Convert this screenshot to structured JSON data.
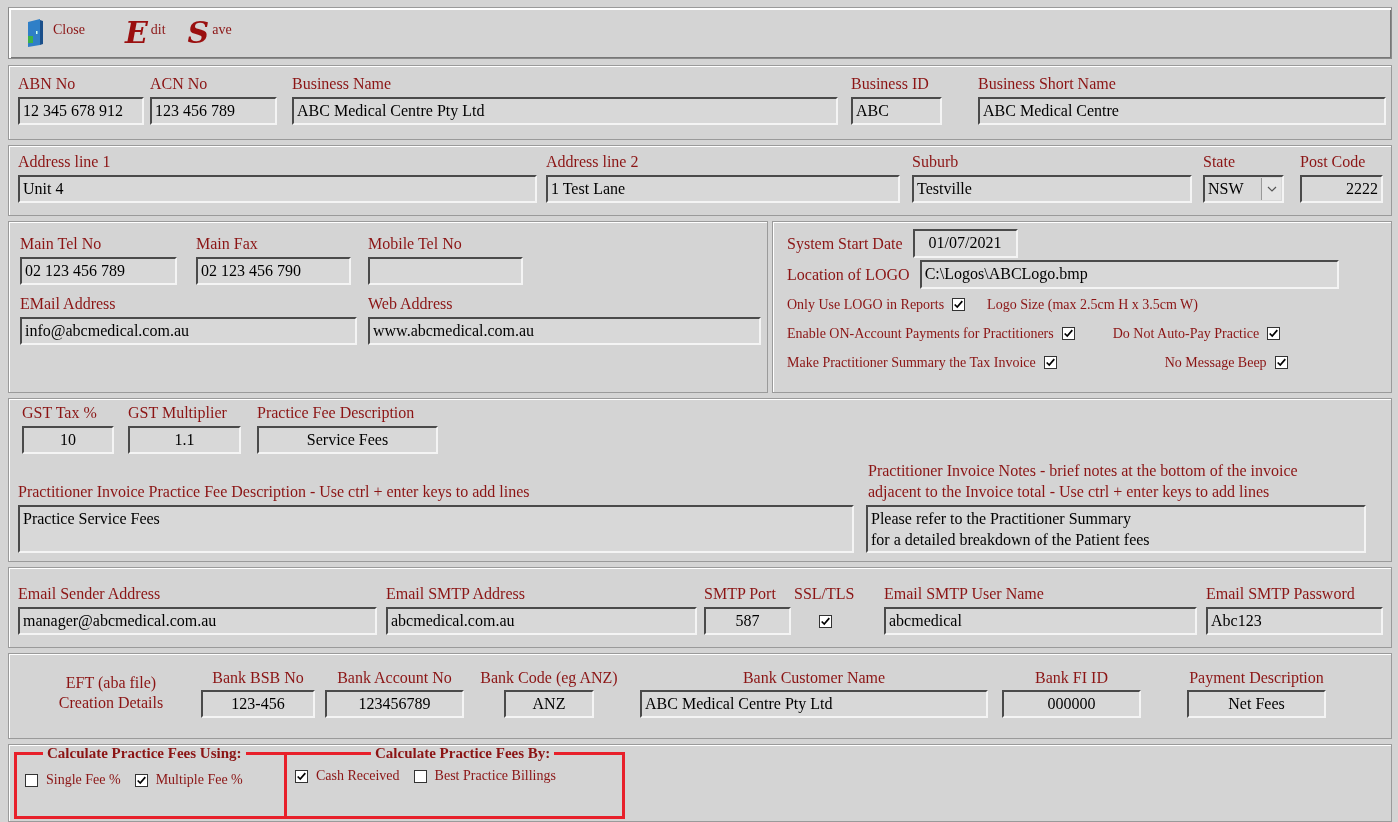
{
  "toolbar": [
    {
      "kind": "close",
      "label": "Close"
    },
    {
      "kind": "letter",
      "letter": "E",
      "label": "dit"
    },
    {
      "kind": "letter",
      "letter": "S",
      "label": "ave"
    }
  ],
  "business": {
    "fields": [
      {
        "label": "ABN No",
        "value": "12 345 678 912"
      },
      {
        "label": "ACN No",
        "value": "123 456 789"
      },
      {
        "label": "Business Name",
        "value": "ABC Medical Centre Pty Ltd"
      },
      {
        "label": "Business ID",
        "value": "ABC"
      },
      {
        "label": "Business Short Name",
        "value": "ABC Medical Centre"
      }
    ]
  },
  "address": {
    "fields": [
      {
        "kind": "text",
        "label": "Address line 1",
        "value": "Unit 4"
      },
      {
        "kind": "text",
        "label": "Address line 2",
        "value": "1 Test Lane"
      },
      {
        "kind": "text",
        "label": "Suburb",
        "value": "Testville"
      },
      {
        "kind": "select",
        "label": "State",
        "value": "NSW"
      },
      {
        "kind": "text",
        "label": "Post Code",
        "value": "2222"
      }
    ]
  },
  "contact": {
    "fields": [
      {
        "label": "Main Tel No",
        "value": "02 123 456 789"
      },
      {
        "label": "Main Fax",
        "value": "02 123 456 790"
      },
      {
        "label": "Mobile Tel No"
      },
      {
        "label": "EMail Address",
        "value": "info@abcmedical.com.au"
      },
      {
        "label": "Web Address",
        "value": "www.abcmedical.com.au"
      }
    ],
    "start_date": {
      "label": "System Start Date",
      "value": "01/07/2021"
    },
    "logo_location": {
      "label": "Location of LOGO",
      "value": "C:\\Logos\\ABCLogo.bmp"
    },
    "options": [
      {
        "label": "Only Use LOGO in Reports",
        "checked": true
      },
      {
        "label": "Enable ON-Account Payments for Practitioners",
        "checked": true
      },
      {
        "label": "Make Practitioner Summary the Tax Invoice",
        "checked": true
      }
    ],
    "logo_size_note": "Logo Size (max 2.5cm H x 3.5cm W)",
    "side_options": [
      {
        "label": "Do Not Auto-Pay Practice",
        "checked": true
      },
      {
        "label": "No Message Beep",
        "checked": true
      }
    ]
  },
  "fees": {
    "fields": [
      {
        "label": "GST Tax %",
        "value": "10"
      },
      {
        "label": "GST Multiplier",
        "value": "1.1"
      },
      {
        "label": "Practice Fee Description",
        "value": "Service Fees"
      }
    ],
    "fee_description": {
      "label": "Practitioner Invoice Practice Fee Description - Use ctrl + enter keys to add lines",
      "lines": [
        "Practice Service Fees"
      ]
    },
    "invoice_notes": {
      "label_lines": [
        "Practitioner Invoice Notes - brief notes at the bottom of the invoice",
        "adjacent to the Invoice total - Use ctrl + enter keys to add lines"
      ],
      "lines": [
        "Please refer to the Practitioner Summary",
        "for a detailed breakdown of the Patient fees"
      ]
    }
  },
  "email": {
    "fields": [
      {
        "kind": "text",
        "label": "Email Sender Address",
        "value": "manager@abcmedical.com.au"
      },
      {
        "kind": "text",
        "label": "Email SMTP Address",
        "value": "abcmedical.com.au"
      },
      {
        "kind": "text",
        "label": "SMTP Port",
        "value": "587"
      },
      {
        "kind": "checkbox",
        "label": "SSL/TLS",
        "checked": true
      },
      {
        "kind": "text",
        "label": "Email SMTP User Name",
        "value": "abcmedical"
      },
      {
        "kind": "text",
        "label": "Email SMTP Password",
        "value": "Abc123"
      }
    ]
  },
  "eft": {
    "title_lines": [
      "EFT (aba file)",
      "Creation Details"
    ],
    "fields": [
      {
        "label": "Bank BSB No",
        "value": "123-456"
      },
      {
        "label": "Bank Account No",
        "value": "123456789"
      },
      {
        "label": "Bank Code (eg ANZ)",
        "value": "ANZ"
      },
      {
        "label": "Bank Customer Name",
        "value": "ABC Medical Centre Pty Ltd"
      },
      {
        "label": "Bank FI ID",
        "value": "000000"
      },
      {
        "label": "Payment Description",
        "value": "Net Fees"
      }
    ]
  },
  "fee_options": {
    "groups": [
      {
        "title": "Calculate Practice Fees Using:",
        "options": [
          {
            "label": "Single Fee %",
            "checked": false
          },
          {
            "label": "Multiple Fee %",
            "checked": true
          }
        ]
      },
      {
        "title": "Calculate Practice Fees By:",
        "options": [
          {
            "label": "Cash Received",
            "checked": true
          },
          {
            "label": "Best Practice Billings",
            "checked": false
          }
        ]
      }
    ]
  }
}
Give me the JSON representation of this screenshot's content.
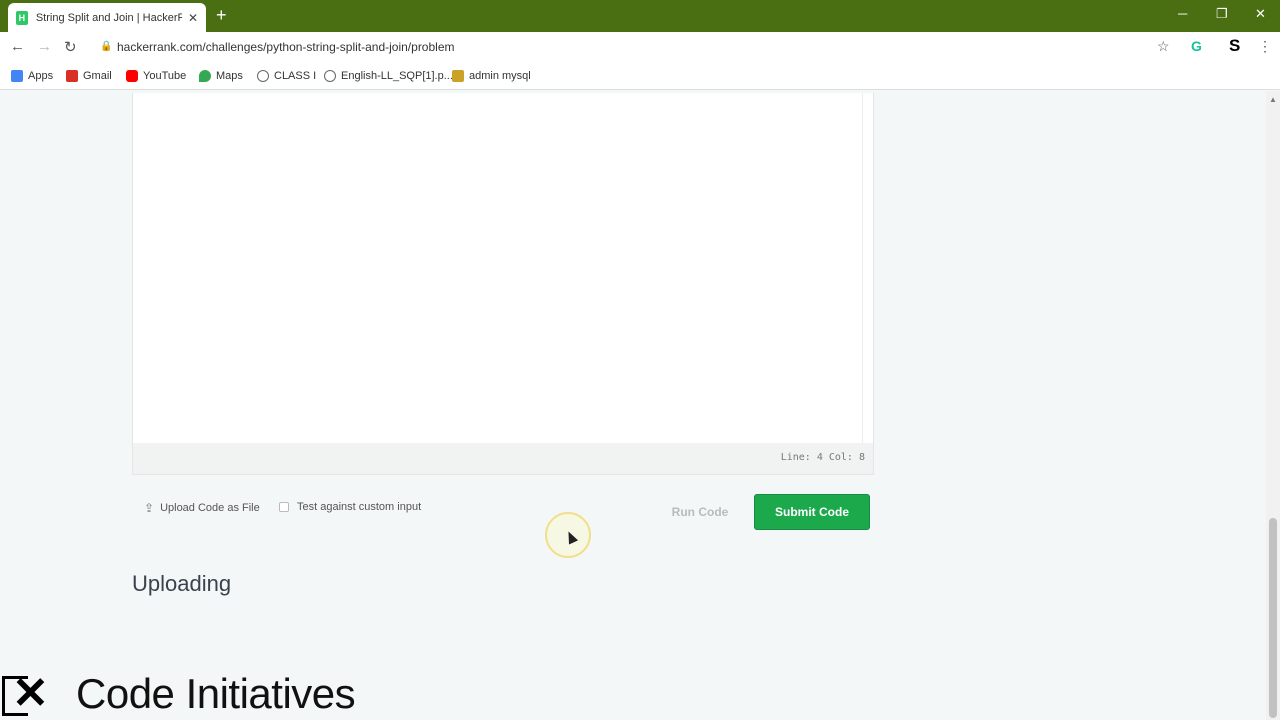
{
  "browser": {
    "tab_title": "String Split and Join | HackerRank",
    "favicon_label": "H",
    "url": "hackerrank.com/challenges/python-string-split-and-join/problem",
    "profile_letter": "S"
  },
  "bookmarks": [
    {
      "label": "Apps",
      "icon": "apps-grid-icon",
      "color": "#4285f4"
    },
    {
      "label": "Gmail",
      "icon": "gmail-icon",
      "color": "#d93025"
    },
    {
      "label": "YouTube",
      "icon": "youtube-icon",
      "color": "#ff0000"
    },
    {
      "label": "Maps",
      "icon": "maps-pin-icon",
      "color": "#34a853"
    },
    {
      "label": "CLASS I",
      "icon": "globe-icon",
      "color": "#666666"
    },
    {
      "label": "English-LL_SQP[1].p...",
      "icon": "globe-icon",
      "color": "#666666"
    },
    {
      "label": "admin mysql",
      "icon": "folder-icon",
      "color": "#c9a227"
    }
  ],
  "editor": {
    "status": "Line: 4 Col: 8"
  },
  "actions": {
    "upload_label": "Upload Code as File",
    "custom_input_label": "Test against custom input",
    "run_label": "Run Code",
    "submit_label": "Submit Code"
  },
  "section": {
    "heading": "Uploading"
  },
  "watermark": {
    "text": "Code Initiatives"
  },
  "colors": {
    "titlebar": "#4a6f12",
    "submit": "#1ba94c",
    "heading": "#39424e"
  }
}
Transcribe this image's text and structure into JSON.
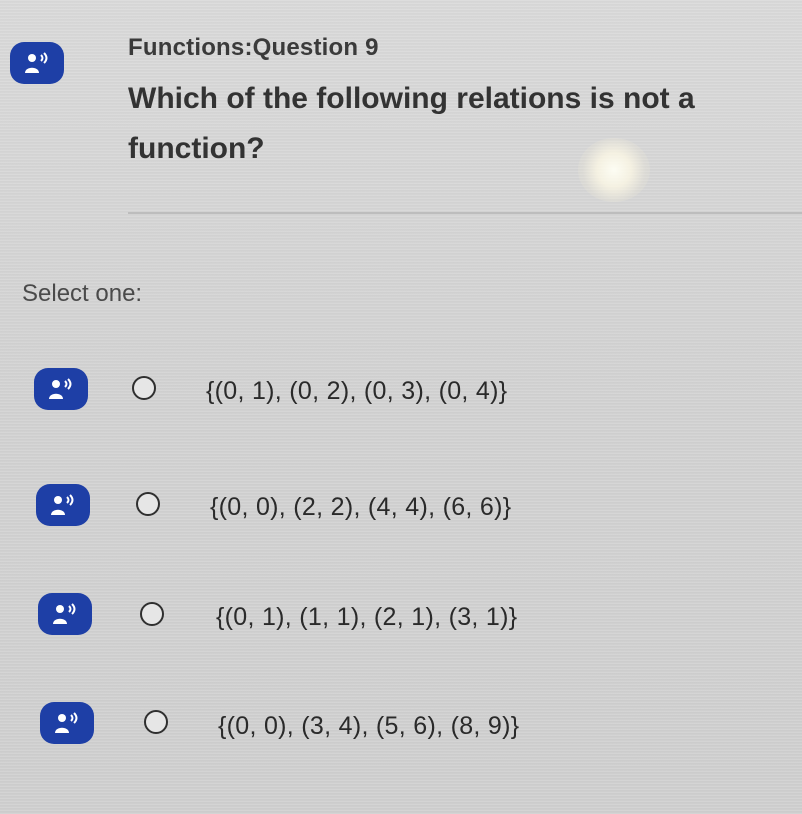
{
  "quiz": {
    "title": "Functions:Question 9",
    "question": "Which of the following relations is not a function?",
    "select_label": "Select one:",
    "options": [
      {
        "text": "{(0, 1), (0, 2), (0, 3), (0, 4)}"
      },
      {
        "text": "{(0, 0), (2, 2), (4, 4), (6, 6)}"
      },
      {
        "text": "{(0, 1), (1, 1), (2, 1), (3, 1)}"
      },
      {
        "text": "{(0, 0), (3, 4), (5, 6), (8, 9)}"
      }
    ]
  },
  "icons": {
    "audio": "speaker-person-icon"
  },
  "colors": {
    "audio_button": "#1e3fa6",
    "background": "#d4d4d4"
  }
}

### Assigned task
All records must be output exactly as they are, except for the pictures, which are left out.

### Result for this exercise
Convert this screenshot to structured JSON data.
{
  "toolbar": [
    {
      "kind": "close",
      "label": "Close"
    },
    {
      "kind": "letter",
      "letter": "E",
      "label": "dit"
    },
    {
      "kind": "letter",
      "letter": "S",
      "label": "ave"
    }
  ],
  "business": {
    "fields": [
      {
        "label": "ABN No",
        "value": "12 345 678 912"
      },
      {
        "label": "ACN No",
        "value": "123 456 789"
      },
      {
        "label": "Business Name",
        "value": "ABC Medical Centre Pty Ltd"
      },
      {
        "label": "Business ID",
        "value": "ABC"
      },
      {
        "label": "Business Short Name",
        "value": "ABC Medical Centre"
      }
    ]
  },
  "address": {
    "fields": [
      {
        "kind": "text",
        "label": "Address line 1",
        "value": "Unit 4"
      },
      {
        "kind": "text",
        "label": "Address line 2",
        "value": "1 Test Lane"
      },
      {
        "kind": "text",
        "label": "Suburb",
        "value": "Testville"
      },
      {
        "kind": "select",
        "label": "State",
        "value": "NSW"
      },
      {
        "kind": "text",
        "label": "Post Code",
        "value": "2222"
      }
    ]
  },
  "contact": {
    "fields": [
      {
        "label": "Main Tel No",
        "value": "02 123 456 789"
      },
      {
        "label": "Main Fax",
        "value": "02 123 456 790"
      },
      {
        "label": "Mobile Tel No"
      },
      {
        "label": "EMail Address",
        "value": "info@abcmedical.com.au"
      },
      {
        "label": "Web Address",
        "value": "www.abcmedical.com.au"
      }
    ],
    "start_date": {
      "label": "System Start Date",
      "value": "01/07/2021"
    },
    "logo_location": {
      "label": "Location of LOGO",
      "value": "C:\\Logos\\ABCLogo.bmp"
    },
    "options": [
      {
        "label": "Only Use LOGO in Reports",
        "checked": true
      },
      {
        "label": "Enable ON-Account Payments for Practitioners",
        "checked": true
      },
      {
        "label": "Make Practitioner Summary the Tax Invoice",
        "checked": true
      }
    ],
    "logo_size_note": "Logo Size (max 2.5cm H x 3.5cm W)",
    "side_options": [
      {
        "label": "Do Not Auto-Pay Practice",
        "checked": true
      },
      {
        "label": "No Message Beep",
        "checked": true
      }
    ]
  },
  "fees": {
    "fields": [
      {
        "label": "GST Tax %",
        "value": "10"
      },
      {
        "label": "GST Multiplier",
        "value": "1.1"
      },
      {
        "label": "Practice Fee Description",
        "value": "Service Fees"
      }
    ],
    "fee_description": {
      "label": "Practitioner Invoice Practice Fee Description - Use ctrl + enter keys to add lines",
      "lines": [
        "Practice Service Fees"
      ]
    },
    "invoice_notes": {
      "label_lines": [
        "Practitioner Invoice Notes - brief notes at the bottom of the invoice",
        "adjacent to the Invoice total - Use ctrl + enter keys to add lines"
      ],
      "lines": [
        "Please refer to the Practitioner Summary",
        "for a detailed breakdown of the Patient fees"
      ]
    }
  },
  "email": {
    "fields": [
      {
        "kind": "text",
        "label": "Email Sender Address",
        "value": "manager@abcmedical.com.au"
      },
      {
        "kind": "text",
        "label": "Email SMTP Address",
        "value": "abcmedical.com.au"
      },
      {
        "kind": "text",
        "label": "SMTP Port",
        "value": "587"
      },
      {
        "kind": "checkbox",
        "label": "SSL/TLS",
        "checked": true
      },
      {
        "kind": "text",
        "label": "Email SMTP User Name",
        "value": "abcmedical"
      },
      {
        "kind": "text",
        "label": "Email SMTP Password",
        "value": "Abc123"
      }
    ]
  },
  "eft": {
    "title_lines": [
      "EFT (aba file)",
      "Creation Details"
    ],
    "fields": [
      {
        "label": "Bank BSB No",
        "value": "123-456"
      },
      {
        "label": "Bank Account No",
        "value": "123456789"
      },
      {
        "label": "Bank Code (eg ANZ)",
        "value": "ANZ"
      },
      {
        "label": "Bank Customer Name",
        "value": "ABC Medical Centre Pty Ltd"
      },
      {
        "label": "Bank FI ID",
        "value": "000000"
      },
      {
        "label": "Payment Description",
        "value": "Net Fees"
      }
    ]
  },
  "fee_options": {
    "groups": [
      {
        "title": "Calculate Practice Fees Using:",
        "options": [
          {
            "label": "Single Fee %",
            "checked": false
          },
          {
            "label": "Multiple Fee %",
            "checked": true
          }
        ]
      },
      {
        "title": "Calculate Practice Fees By:",
        "options": [
          {
            "label": "Cash Received",
            "checked": true
          },
          {
            "label": "Best Practice Billings",
            "checked": false
          }
        ]
      }
    ]
  }
}
Give me the JSON representation of this screenshot's content.
{
  "browser": {
    "tab_title": "String Split and Join | HackerRank",
    "favicon_label": "H",
    "url": "hackerrank.com/challenges/python-string-split-and-join/problem",
    "profile_letter": "S"
  },
  "bookmarks": [
    {
      "label": "Apps",
      "icon": "apps-grid-icon",
      "color": "#4285f4"
    },
    {
      "label": "Gmail",
      "icon": "gmail-icon",
      "color": "#d93025"
    },
    {
      "label": "YouTube",
      "icon": "youtube-icon",
      "color": "#ff0000"
    },
    {
      "label": "Maps",
      "icon": "maps-pin-icon",
      "color": "#34a853"
    },
    {
      "label": "CLASS I",
      "icon": "globe-icon",
      "color": "#666666"
    },
    {
      "label": "English-LL_SQP[1].p...",
      "icon": "globe-icon",
      "color": "#666666"
    },
    {
      "label": "admin mysql",
      "icon": "folder-icon",
      "color": "#c9a227"
    }
  ],
  "editor": {
    "status": "Line: 4 Col: 8"
  },
  "actions": {
    "upload_label": "Upload Code as File",
    "custom_input_label": "Test against custom input",
    "run_label": "Run Code",
    "submit_label": "Submit Code"
  },
  "section": {
    "heading": "Uploading"
  },
  "watermark": {
    "text": "Code Initiatives"
  },
  "colors": {
    "titlebar": "#4a6f12",
    "submit": "#1ba94c",
    "heading": "#39424e"
  }
}
Transcribe this image's text and structure into JSON.
{
  "quiz": {
    "title": "Functions:Question 9",
    "question": "Which of the following relations is not a function?",
    "select_label": "Select one:",
    "options": [
      {
        "text": "{(0, 1), (0, 2), (0, 3), (0, 4)}"
      },
      {
        "text": "{(0, 0), (2, 2), (4, 4), (6, 6)}"
      },
      {
        "text": "{(0, 1), (1, 1), (2, 1), (3, 1)}"
      },
      {
        "text": "{(0, 0), (3, 4), (5, 6), (8, 9)}"
      }
    ]
  },
  "icons": {
    "audio": "speaker-person-icon"
  },
  "colors": {
    "audio_button": "#1e3fa6",
    "background": "#d4d4d4"
  }
}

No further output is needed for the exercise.